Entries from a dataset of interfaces
_ _ _

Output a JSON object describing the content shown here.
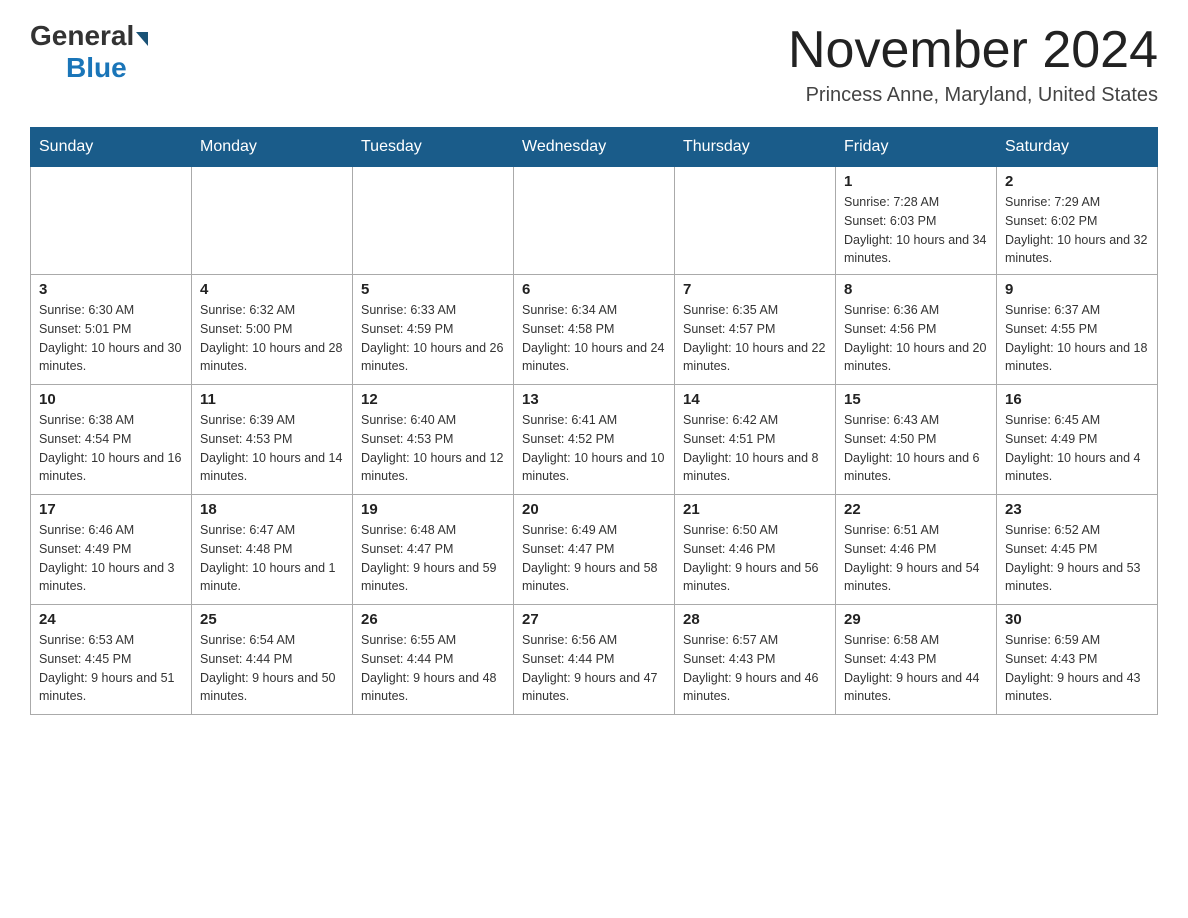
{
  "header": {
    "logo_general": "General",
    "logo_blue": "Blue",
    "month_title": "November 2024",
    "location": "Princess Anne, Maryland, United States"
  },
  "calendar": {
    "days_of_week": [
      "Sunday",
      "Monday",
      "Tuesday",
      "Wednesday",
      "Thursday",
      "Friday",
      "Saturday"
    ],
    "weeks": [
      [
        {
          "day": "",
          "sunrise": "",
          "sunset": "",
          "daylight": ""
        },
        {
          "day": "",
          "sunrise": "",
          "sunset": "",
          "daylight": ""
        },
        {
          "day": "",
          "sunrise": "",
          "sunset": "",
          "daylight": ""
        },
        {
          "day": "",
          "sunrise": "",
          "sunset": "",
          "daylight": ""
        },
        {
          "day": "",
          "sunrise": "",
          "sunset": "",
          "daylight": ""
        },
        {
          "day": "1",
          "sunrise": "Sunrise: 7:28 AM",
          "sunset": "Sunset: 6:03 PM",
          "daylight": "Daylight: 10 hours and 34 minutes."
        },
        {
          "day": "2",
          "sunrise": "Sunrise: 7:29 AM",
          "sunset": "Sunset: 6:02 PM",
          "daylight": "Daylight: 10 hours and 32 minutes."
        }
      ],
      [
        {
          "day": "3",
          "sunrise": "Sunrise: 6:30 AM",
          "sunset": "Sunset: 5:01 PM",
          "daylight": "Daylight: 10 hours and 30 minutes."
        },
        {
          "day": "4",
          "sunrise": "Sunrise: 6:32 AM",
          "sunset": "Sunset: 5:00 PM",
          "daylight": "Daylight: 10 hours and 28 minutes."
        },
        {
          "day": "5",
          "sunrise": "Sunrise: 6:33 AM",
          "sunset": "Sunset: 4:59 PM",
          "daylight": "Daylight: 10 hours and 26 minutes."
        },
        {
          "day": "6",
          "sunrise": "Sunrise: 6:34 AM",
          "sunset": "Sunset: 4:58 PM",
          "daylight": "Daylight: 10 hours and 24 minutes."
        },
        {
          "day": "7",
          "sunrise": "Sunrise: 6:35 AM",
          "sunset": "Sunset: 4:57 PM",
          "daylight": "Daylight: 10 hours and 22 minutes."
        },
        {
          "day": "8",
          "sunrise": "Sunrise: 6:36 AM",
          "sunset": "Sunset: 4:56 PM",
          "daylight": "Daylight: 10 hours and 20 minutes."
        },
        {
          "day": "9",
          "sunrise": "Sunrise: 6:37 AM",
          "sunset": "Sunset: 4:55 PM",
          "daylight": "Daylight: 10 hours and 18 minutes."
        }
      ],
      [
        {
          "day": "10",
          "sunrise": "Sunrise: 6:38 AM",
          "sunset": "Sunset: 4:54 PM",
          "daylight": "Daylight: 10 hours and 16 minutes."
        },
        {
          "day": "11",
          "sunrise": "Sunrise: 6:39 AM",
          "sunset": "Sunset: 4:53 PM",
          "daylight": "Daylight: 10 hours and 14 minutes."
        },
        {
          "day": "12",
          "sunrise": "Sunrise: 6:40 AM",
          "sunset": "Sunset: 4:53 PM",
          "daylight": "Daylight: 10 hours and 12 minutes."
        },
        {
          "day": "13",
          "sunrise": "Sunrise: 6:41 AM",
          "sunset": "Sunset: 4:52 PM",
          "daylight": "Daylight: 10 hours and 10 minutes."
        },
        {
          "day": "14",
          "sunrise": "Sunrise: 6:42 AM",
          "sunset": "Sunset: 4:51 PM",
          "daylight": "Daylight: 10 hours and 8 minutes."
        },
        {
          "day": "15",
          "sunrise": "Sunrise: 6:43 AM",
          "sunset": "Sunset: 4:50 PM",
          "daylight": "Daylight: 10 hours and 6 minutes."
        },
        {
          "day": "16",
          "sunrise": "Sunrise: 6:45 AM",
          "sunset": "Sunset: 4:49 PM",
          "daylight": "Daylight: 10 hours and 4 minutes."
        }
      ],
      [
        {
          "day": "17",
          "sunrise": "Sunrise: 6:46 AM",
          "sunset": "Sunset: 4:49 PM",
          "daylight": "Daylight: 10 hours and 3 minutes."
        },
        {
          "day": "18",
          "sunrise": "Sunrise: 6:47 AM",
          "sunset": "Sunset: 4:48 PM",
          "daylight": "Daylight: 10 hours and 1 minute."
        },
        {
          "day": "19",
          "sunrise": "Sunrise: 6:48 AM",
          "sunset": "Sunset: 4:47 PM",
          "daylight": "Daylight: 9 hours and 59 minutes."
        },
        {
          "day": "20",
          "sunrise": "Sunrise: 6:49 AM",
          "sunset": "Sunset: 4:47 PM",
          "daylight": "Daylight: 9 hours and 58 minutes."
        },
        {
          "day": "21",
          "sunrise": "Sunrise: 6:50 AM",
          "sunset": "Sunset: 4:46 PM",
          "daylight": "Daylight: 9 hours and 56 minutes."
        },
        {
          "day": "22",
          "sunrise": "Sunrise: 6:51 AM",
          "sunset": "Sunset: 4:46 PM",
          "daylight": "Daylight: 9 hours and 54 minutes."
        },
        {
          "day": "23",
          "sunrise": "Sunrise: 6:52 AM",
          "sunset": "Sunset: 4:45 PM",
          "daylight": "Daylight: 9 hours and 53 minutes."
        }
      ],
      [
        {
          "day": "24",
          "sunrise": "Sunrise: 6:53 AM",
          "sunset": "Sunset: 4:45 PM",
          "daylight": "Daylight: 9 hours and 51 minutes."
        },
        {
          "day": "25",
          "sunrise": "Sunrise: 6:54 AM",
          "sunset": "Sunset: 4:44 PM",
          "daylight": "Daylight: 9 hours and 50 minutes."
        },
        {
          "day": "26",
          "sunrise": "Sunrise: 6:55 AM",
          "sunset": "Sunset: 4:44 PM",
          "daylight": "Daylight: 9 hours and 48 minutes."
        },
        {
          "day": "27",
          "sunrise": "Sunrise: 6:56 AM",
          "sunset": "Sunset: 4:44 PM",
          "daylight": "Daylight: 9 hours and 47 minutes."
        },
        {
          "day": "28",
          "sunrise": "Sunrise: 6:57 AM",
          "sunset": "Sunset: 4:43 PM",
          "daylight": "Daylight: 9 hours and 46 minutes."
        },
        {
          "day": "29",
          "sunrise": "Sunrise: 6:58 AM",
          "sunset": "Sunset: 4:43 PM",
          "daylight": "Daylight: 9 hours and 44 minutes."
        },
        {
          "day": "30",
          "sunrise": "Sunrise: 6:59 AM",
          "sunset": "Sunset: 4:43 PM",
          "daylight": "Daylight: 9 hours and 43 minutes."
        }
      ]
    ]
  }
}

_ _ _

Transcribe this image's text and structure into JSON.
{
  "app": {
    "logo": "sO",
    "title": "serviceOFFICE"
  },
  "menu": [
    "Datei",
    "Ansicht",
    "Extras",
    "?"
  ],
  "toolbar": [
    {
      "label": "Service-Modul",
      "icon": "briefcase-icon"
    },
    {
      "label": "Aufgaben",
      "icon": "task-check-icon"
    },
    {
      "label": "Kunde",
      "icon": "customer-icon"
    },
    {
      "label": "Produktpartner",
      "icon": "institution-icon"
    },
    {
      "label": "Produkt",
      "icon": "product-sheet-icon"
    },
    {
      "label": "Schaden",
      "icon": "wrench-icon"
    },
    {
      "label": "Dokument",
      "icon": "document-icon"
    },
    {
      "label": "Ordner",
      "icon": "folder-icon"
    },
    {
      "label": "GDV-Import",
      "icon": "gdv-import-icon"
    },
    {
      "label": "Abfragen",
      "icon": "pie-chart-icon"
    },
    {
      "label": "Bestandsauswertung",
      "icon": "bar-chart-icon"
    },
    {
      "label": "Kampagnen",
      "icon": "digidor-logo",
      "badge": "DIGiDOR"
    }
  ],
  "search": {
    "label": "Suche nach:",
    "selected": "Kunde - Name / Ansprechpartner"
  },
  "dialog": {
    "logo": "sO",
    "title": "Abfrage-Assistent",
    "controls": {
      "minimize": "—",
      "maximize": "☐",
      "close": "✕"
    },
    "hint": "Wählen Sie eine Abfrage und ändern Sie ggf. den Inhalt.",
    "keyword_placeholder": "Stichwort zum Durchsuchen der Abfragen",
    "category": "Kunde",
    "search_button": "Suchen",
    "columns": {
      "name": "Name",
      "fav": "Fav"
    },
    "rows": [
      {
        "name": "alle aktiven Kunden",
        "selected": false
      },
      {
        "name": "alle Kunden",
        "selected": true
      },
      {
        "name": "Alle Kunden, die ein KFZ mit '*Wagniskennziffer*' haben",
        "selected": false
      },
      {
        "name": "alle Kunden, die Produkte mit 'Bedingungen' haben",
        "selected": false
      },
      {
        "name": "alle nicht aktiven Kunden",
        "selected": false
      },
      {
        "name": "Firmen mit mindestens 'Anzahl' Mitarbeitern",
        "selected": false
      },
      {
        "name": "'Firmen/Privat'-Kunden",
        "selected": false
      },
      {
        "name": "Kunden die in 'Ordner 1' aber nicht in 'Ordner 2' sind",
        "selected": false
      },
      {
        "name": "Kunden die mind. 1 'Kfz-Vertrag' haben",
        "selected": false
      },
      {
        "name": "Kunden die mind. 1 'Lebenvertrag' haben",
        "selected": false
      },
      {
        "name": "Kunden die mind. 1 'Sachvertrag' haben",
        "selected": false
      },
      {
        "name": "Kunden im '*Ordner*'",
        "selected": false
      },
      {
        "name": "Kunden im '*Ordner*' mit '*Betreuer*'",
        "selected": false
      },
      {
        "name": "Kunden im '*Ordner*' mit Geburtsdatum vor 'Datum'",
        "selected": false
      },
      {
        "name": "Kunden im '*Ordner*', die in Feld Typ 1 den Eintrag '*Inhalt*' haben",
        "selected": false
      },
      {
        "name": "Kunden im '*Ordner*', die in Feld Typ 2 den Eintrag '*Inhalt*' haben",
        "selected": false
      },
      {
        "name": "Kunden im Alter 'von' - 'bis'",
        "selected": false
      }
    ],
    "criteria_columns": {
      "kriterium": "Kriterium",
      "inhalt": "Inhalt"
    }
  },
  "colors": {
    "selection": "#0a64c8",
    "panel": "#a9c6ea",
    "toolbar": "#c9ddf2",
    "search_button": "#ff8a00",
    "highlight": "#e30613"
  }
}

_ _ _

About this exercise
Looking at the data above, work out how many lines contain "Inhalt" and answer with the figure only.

Final answer
4